|Endurance||3 Hours and 10 minutes||–||–||3 Hours||3 Hours and 9 minutes|
|Service Ceiling||6,500 m||4,000 m||6,400 Km||4,572 Km||6,100 m|
|Hardpoints||4 and one gun turret||4 and one gun turret||4 and one gun turret||4 and one gun turret||6 and one gun turret|
It is armed with one 20mm M621 cannon or the Nexter THL-20 gun turret. It has 4 hardpoints that can carry an array of missiles, 70 mm rockets and bombs. It can carry 4 x 12 FZ275 Laser guided rockets. In the air to air mode it operates 4 x 2 French Mistral missiles. In the anti-tank role 4 x 4 Dhruvastra are planned to be integrated into the platform. For the time being the Nag/Helina air launched missile will be used. it also carries various unguided munition. These include cluster munition, unguided bombs and grenade launchers. It includes an Missile Approach and Warning System (MAWS). It integrates the SAAB radar and the laser warning systems. It uses the Elbit CoMPASS optoelectronic suite as the main targeting system of the aircraft and for other reconnaissance purposes. Apart from these it utilises countermeasures like chaff and flares dispensers to evade enemy missiles.

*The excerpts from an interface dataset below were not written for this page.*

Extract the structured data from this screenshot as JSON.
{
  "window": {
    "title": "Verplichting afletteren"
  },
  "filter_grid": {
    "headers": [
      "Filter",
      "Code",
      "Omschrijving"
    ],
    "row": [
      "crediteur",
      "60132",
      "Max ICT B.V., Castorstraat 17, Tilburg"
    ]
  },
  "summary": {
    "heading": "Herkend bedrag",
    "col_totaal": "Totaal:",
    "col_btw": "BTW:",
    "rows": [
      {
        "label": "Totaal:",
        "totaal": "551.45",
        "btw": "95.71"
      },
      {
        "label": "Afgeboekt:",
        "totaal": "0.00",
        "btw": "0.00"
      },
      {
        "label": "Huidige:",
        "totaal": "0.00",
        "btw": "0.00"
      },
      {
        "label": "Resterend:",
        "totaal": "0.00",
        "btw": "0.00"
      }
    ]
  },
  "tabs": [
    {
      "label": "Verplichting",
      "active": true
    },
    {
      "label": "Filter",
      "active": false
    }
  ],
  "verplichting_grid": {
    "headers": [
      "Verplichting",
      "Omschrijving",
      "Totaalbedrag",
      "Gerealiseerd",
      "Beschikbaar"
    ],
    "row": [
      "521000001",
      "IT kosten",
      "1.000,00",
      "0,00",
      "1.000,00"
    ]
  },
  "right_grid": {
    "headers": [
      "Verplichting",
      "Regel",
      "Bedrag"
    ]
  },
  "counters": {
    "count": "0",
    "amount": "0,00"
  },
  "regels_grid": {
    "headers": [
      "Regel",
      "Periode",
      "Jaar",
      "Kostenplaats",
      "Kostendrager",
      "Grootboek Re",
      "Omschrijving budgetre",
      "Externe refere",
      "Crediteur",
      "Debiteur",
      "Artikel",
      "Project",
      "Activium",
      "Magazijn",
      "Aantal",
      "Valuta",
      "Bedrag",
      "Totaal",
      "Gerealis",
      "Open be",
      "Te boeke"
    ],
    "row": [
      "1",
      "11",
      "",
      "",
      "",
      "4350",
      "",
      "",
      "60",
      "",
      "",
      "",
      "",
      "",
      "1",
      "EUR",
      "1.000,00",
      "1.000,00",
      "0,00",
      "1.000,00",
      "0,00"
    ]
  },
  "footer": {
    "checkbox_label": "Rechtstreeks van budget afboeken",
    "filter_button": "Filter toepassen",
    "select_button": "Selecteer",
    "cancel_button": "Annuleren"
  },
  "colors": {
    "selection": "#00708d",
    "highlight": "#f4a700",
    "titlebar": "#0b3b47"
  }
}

Comparison With the HAL Rudra:
The HAL Light Combat Helicopter (LCH) is a derivative of the HAL Rudra helicopter and hence share many similarities with its parent program. The HAL Rudra is an armed version of the HAL Dhruv Helicopter. They share the same weapon package and most of the avionics on both the systems are same.
|Criteria||HAL LCH||HAL RUDRA|
|Length||15.8 m||15.87 m|
|Height||4.70 m||4.98 m|
|Empty Weight||2,250 Kg||–|
|Max Takeoff weight||5,800 Kg||5,800 Kg|
|Powerplant||2 x Shakti/Turbomeca – 1H1 (1,032 kW) Engines(HAL)||2 x Shakti/Turbomeca – 1H (1,068 kW) Engines(HAL)|
|Max Speed||268 Km/h||280 Km/h|
|Range||550 Km||590 Km|
|Endurance||3 Hours and 10 minutes||3.8 Hours|
|Service Ceiling||6,500 m||6,100 m|
|Hardpoints||4 and one gun turret||4 and one gun turret|
The IAF and the Indian Army were pleased with the performance of the LCH during the Galwan conflict earlier this year, and hence a procurement of 15 helicopters was done recently. Further orders are expected as both the IAF and the Indian Army need helicopters of this class. The LCH also has enormous export potential as it is cheaper when compared to its western counterparts and is a splendid platform. Recently Nigeria and several African countries have expressed interest in procuring the LCH. It has also given the Make in India initiative a considerable boost, and several cutting-edge technologies have been indigenised over its developmental cycle. Overall, it will bolster our nation’s security capabilities and give our forces a much-needed edge over our enemies.